Muslims believe that carrying, and then raising, a child is one of the greatest gifts Allah can bestow upon a woman. Mothers are traditionally esteemed by Muslim societies, and the Quran itself reflects that importance: “We have enjoined on man, kindness to his parents. In pain did his mother bear him, and in pain did she give him birth” (Surah Al Ahqaf 46:15). Some Muslims believe a pregnant woman’s nutritional habits, physicality and psychological state can have enormous influences on a child developing in her womb, according to the Ahlul Bayt Digital Islamic Library Project. Islam also teaches that a pregnant woman’s husband should be deeply involved in her care, ensuring that she receives proper nutrition and providing the medical care and facilities needed for an easy delivery.
1 Pregnancy Outside of Marriage
Islam teaches that sexual intercourse should only take place between a married man and woman. Therefore, most Muslims believe pregnancy should solely occur during marriage. Among traditional Muslims, if a young woman becomes pregnant outside of marriage, both her and the father’s parents would likely encourage a quick marriage between the pair, according to Islam Question and Answer. If marriage is impossible, it is recommended that the woman's parents support and protect her during her pregnancy and subsequent childbirth.
2 Birth Control
Although all Muslims are encouraged to have children, contraception is not expressly forbidden in Islam, according to the Muslim Public Affairs Council. In this context, most contraception methods available today are considered permissible for Muslims to use at their discretion. However, because Islam teaches that sexual relations should only be practiced between a married man and woman, contraception is not encouraged as a means of preventing pregnancy outside of marriage.
Most Muslims do not believe abortion is permissible unless the pregnancy is the result of rape or incest, or if the life of the mother is in danger, according to the BBC. If a woman’s life is threatened by her pregnancy, Muslims see abortion as a “lesser of two evils” when compared to the mother’s death, since the mother is recognized as the creator of the fetus and already has an established life in the living world. Some Muslims also believe the termination of a pregnancy is legitimate if the fetus has severe health problems that would cause great suffering during his or her life.
4 Birth Rites

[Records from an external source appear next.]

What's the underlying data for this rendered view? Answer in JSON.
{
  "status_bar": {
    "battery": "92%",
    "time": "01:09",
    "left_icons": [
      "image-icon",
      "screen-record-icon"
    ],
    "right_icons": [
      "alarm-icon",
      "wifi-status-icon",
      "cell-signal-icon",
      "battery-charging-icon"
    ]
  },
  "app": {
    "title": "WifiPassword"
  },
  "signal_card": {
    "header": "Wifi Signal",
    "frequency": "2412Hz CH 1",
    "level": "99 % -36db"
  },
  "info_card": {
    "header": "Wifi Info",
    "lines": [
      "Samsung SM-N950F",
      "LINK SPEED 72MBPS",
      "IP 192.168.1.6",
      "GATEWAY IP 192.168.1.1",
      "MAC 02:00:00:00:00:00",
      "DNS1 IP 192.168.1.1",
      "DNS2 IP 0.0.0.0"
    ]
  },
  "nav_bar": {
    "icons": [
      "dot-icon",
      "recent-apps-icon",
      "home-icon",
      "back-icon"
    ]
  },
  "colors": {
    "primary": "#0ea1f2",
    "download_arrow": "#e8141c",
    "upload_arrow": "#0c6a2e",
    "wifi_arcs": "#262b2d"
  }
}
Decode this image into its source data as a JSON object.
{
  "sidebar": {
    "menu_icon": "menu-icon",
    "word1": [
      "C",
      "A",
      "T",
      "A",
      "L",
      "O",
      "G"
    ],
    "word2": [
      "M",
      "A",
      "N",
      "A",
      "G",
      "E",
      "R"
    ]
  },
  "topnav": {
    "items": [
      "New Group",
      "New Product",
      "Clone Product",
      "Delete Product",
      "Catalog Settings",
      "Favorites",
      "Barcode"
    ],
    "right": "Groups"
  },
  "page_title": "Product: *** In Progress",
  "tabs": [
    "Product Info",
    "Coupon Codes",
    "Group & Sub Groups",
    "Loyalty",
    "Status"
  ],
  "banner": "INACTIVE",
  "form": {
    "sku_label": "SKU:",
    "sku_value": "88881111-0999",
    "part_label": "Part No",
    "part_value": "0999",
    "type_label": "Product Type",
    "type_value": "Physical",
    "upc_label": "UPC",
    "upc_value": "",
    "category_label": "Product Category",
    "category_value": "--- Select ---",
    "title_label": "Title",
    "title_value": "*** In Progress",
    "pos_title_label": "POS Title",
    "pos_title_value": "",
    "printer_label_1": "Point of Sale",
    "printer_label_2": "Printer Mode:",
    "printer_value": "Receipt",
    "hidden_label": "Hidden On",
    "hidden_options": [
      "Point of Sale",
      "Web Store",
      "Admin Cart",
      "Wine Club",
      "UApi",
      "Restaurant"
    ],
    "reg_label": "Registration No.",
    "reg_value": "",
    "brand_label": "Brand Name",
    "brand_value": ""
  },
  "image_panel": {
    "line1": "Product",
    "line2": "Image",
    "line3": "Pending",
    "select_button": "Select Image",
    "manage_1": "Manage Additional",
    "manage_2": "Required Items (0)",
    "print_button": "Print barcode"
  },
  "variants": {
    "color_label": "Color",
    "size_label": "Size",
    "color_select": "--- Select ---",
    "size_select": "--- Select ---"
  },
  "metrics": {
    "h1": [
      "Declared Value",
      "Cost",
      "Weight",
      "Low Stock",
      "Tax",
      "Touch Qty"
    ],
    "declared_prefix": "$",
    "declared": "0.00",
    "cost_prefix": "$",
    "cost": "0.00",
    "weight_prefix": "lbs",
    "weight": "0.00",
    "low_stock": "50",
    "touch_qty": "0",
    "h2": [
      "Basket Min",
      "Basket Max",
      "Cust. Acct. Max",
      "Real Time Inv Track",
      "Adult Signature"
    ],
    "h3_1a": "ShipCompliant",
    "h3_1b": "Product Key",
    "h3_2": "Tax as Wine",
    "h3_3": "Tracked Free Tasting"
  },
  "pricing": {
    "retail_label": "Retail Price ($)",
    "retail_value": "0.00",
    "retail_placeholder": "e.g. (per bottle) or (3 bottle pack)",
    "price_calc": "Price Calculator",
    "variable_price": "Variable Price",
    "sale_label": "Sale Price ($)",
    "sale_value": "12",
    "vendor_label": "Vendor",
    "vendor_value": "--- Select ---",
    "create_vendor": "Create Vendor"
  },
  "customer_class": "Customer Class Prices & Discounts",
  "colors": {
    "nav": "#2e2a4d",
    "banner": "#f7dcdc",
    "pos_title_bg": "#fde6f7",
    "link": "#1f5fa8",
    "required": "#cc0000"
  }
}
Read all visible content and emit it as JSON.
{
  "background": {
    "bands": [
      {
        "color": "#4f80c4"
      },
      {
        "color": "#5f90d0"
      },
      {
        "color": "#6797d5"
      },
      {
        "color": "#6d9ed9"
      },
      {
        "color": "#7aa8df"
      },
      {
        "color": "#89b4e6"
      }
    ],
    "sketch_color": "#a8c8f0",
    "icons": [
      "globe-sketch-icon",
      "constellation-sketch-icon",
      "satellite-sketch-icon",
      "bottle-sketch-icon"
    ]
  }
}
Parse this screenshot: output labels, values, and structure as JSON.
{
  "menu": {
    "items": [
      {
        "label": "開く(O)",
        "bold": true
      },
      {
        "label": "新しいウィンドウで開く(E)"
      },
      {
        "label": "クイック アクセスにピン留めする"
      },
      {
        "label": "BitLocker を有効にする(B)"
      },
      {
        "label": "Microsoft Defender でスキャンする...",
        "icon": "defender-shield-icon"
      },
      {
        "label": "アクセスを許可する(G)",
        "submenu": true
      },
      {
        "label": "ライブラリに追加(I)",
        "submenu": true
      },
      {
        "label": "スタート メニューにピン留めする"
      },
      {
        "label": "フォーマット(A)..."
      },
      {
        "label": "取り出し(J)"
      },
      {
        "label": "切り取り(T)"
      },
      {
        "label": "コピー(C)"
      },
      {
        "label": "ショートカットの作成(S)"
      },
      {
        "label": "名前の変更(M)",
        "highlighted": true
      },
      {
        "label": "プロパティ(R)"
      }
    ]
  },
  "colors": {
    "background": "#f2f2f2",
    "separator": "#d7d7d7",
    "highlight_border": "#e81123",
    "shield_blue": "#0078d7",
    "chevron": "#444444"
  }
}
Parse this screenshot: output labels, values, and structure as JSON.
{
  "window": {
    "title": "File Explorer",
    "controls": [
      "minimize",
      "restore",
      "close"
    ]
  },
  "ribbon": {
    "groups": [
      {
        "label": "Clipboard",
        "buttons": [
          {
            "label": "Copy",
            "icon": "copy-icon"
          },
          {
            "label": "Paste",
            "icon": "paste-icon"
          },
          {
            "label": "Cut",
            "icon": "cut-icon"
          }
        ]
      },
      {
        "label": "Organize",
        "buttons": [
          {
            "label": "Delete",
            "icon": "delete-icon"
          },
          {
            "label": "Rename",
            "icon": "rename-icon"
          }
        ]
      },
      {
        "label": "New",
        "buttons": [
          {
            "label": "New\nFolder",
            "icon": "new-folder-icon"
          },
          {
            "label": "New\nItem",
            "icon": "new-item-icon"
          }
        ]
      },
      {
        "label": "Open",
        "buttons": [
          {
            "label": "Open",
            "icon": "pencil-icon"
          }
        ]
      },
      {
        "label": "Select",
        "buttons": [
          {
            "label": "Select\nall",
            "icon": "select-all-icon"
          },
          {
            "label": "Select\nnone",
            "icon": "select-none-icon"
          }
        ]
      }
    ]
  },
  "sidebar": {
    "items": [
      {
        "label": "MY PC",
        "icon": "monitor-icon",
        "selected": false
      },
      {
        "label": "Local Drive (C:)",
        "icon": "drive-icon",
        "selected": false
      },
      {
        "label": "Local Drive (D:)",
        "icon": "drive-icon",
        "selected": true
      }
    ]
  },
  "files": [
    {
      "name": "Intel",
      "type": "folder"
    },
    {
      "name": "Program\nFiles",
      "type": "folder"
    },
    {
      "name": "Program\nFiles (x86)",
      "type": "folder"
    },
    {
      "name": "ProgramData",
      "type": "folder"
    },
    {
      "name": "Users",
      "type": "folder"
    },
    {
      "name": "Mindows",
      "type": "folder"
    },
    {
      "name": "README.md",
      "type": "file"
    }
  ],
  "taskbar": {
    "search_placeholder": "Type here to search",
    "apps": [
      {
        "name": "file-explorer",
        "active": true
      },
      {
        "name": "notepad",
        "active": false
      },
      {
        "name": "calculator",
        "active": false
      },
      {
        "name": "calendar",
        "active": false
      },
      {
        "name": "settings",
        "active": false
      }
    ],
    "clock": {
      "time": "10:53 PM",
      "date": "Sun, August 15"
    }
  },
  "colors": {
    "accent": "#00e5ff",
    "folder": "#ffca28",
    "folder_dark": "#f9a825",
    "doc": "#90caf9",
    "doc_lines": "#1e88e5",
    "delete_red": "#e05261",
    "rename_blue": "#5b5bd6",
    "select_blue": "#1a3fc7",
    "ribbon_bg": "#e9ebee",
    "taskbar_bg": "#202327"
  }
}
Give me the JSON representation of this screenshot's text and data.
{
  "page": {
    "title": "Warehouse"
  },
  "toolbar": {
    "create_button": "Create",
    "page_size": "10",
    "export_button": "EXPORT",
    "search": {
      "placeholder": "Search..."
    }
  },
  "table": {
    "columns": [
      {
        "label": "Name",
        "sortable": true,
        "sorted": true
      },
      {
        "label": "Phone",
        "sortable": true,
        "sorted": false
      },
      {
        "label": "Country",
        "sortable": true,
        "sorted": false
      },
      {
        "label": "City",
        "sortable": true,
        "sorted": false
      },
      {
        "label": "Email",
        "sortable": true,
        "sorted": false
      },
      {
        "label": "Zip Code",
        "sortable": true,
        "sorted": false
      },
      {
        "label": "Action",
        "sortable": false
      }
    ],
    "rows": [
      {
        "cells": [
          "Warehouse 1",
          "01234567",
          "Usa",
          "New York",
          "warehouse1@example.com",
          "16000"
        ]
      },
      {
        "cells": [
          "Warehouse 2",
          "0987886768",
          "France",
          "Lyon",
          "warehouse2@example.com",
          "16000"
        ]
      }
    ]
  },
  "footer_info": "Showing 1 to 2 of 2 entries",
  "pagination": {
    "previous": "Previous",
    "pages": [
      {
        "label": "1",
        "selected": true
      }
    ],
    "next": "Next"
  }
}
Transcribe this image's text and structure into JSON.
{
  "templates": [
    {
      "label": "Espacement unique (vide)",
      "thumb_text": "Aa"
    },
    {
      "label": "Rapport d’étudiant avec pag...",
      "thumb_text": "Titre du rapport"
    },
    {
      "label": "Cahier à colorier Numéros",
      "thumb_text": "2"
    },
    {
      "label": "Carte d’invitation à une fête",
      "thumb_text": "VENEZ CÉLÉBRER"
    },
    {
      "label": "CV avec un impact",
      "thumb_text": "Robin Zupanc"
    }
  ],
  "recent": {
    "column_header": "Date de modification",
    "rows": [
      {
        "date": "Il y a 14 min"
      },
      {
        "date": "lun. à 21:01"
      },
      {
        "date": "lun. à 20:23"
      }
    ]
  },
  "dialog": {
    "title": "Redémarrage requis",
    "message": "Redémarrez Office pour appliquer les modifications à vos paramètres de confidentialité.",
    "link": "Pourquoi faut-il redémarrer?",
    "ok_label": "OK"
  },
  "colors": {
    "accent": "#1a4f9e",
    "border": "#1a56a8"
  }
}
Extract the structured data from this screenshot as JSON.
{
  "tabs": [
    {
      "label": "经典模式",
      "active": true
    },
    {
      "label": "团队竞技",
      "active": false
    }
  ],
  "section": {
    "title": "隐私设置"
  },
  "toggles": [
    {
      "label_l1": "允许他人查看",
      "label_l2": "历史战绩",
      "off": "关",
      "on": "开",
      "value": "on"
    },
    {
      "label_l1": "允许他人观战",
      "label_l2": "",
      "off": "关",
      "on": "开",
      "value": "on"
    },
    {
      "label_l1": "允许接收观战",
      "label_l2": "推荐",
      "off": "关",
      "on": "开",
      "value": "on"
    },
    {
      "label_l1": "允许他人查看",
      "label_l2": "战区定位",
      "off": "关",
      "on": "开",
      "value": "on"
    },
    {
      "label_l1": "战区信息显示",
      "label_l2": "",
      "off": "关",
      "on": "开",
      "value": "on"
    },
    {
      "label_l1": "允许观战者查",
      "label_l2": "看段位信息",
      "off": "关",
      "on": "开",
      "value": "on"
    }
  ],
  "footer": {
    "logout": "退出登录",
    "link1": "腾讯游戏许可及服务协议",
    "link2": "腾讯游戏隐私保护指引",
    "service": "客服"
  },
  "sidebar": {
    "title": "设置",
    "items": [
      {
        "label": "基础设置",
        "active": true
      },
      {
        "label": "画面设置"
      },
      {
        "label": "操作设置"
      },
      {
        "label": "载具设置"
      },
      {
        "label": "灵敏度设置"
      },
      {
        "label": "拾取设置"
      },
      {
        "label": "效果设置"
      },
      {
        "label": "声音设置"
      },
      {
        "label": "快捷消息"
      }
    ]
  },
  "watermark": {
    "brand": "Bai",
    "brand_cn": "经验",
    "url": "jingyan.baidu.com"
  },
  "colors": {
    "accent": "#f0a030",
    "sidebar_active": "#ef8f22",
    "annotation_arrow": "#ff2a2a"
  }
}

Muslim birth rites are tied to traditions recorded in hadiths (the recorded sayings of the Prophet), and not specifically the Quran. The Muslim call to prayer are the first words a newborn Muslim baby should hear; the prayer should be whispered into the baby’s right ear by his or her father. Muslims also believe a baby’s first taste of food should be something sweet, a tradition reportedly dating back to the Prophet Muhammad. On or after a child’s seventh day of life, the baby’s head is shaved to show that he or she is a servant of Allah. Muslim boys are also circumcised on the seventh day. Moreover, the aqeeqah is also traditionally carried out on a child’s seventh day; this is a celebration that involves slaughtering a sheep and then distributing the meat to family members, neighbors and the poor, according to the BBC.